The Wandsworth Borough News of 5 February carried several stories relating to the effect of the war on the borough. The Tooting Relief Fund Committee, had an argumentative start to their work at a public meeting over the make up of the committee back in September 1914, and more than once feature in the local press with debates over their ongoing duties. The meeting reported in the Borough News included a local vicar expressing disappointment that the committee’s work appeared to be mainly giving out “doles” [money], as he felt they should be devising schemes to provide work instead. He approved of the workroom for women which had been set up at the Wesleyan Hall in Tooting, and claimed that it was Socialists on the committee who were doing nothing but give out money. That last remark caused protests that “if the Borough Council was composed of socialists then they would move Heaven and earth to provide work”. Another committee member asked if they were to allow people to starve if they could not find work? Official figures apparently showed unemployment in Tooting to be low, and reliable figures were needed to prove that unemployment work schemes were successful. Reverend French agreed that if work could not be found then the only way to help was by making payments, but if that was the case his time was more usefully spent elsewhere and he resigned from the committee, as did Reverend Bevill Allen, Mr Cooper Rawson and Mr W J Mellhuish.

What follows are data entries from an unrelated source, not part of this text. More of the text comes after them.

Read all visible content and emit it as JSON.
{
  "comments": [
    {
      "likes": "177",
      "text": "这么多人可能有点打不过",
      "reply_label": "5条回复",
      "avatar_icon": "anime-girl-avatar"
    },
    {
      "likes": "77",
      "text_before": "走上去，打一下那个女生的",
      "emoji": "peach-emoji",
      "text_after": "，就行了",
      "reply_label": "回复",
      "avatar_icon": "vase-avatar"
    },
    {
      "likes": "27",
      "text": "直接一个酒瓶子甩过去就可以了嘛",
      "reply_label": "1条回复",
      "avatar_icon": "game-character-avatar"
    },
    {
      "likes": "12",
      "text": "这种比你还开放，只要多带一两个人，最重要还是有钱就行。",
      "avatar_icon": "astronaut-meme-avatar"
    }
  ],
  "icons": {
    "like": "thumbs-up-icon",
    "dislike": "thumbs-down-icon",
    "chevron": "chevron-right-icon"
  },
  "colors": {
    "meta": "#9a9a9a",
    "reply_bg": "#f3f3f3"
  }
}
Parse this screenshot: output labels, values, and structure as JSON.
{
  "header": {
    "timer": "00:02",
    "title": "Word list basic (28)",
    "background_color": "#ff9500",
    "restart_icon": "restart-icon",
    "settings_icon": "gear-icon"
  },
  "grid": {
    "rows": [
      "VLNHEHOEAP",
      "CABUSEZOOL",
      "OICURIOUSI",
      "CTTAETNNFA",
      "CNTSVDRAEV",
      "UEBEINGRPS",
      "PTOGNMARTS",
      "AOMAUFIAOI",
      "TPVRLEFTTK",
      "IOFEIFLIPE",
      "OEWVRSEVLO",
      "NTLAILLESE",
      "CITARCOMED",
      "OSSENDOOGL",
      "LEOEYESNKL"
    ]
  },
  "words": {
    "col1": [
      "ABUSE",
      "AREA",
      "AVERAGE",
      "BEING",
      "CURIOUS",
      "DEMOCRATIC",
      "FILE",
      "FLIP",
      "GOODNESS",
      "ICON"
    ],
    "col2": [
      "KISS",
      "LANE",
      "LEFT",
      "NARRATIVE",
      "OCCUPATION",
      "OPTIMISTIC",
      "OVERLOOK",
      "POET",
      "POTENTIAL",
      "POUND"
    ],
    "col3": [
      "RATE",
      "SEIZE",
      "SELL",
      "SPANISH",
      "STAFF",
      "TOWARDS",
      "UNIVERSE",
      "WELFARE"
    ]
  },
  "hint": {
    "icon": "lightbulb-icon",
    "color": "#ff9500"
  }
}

The other slight controversy of the meeting was the receipt of a large quantity of flour from Canada, to be distributed among the poor. Two Tooting bakers had, at the request of Mr Shepherd, offered to make this into bread free of charge, but the committee objected to this offer as both the bakers were German. Councillor A J Hurley acknowledged that it was kind of them to offer to do it, but felt that there were plenty of English bakers who would have been equally kind had they been asked. He also wondered what the Canadians would think if they knew their flour was being baked by Germans? The matter was then dropped, with no record of which bakers eventually made the bread.

The newspaper also reports on the various home defence forces that had been set up around the borough. These were localised versions of what was the Home Guard in World War Two, and reports of their activities included the Athlete’s Volunteer Force: Wandsworth and Southfields division, the Southfields Defence Force and the Home Defence League, South West London division. The report for the Athlete’s Volunteer Force referred to the donation of 6 rifles to the Wandsworth Rifle Club by Sir Henry Kimber and to plans for divisions to be founded in Tooting and Roehampton. The headquarters of the Athlete’s Volunteer Force was Wandsworth Rifle Club, so presumably the two were closely linked. Southfields Defence Force was based at the London, County and Westminster Bank, Southfields Station. The paper carried their orders for February, including parades, exercises and recruitment – they were keen for existing members to encourage others to “be prepared to take their place to defend their hearths and homes against a ruthless enemy” and wanted to keep numbers at around 800 men. The Home Defence League was based at Trinity Road and had the same commanding officer as the Wandsworth Regiment of the Volunteer Training Corps, so presumably it was formalised later. It was divided into several platoons which each had instructions in different areas of the borough for drills, with the whole regiment due to parade for General Sir O’Moore Creagh on the upcoming Saturday.

Wandsworth Borough News available on microfilm in the searchroom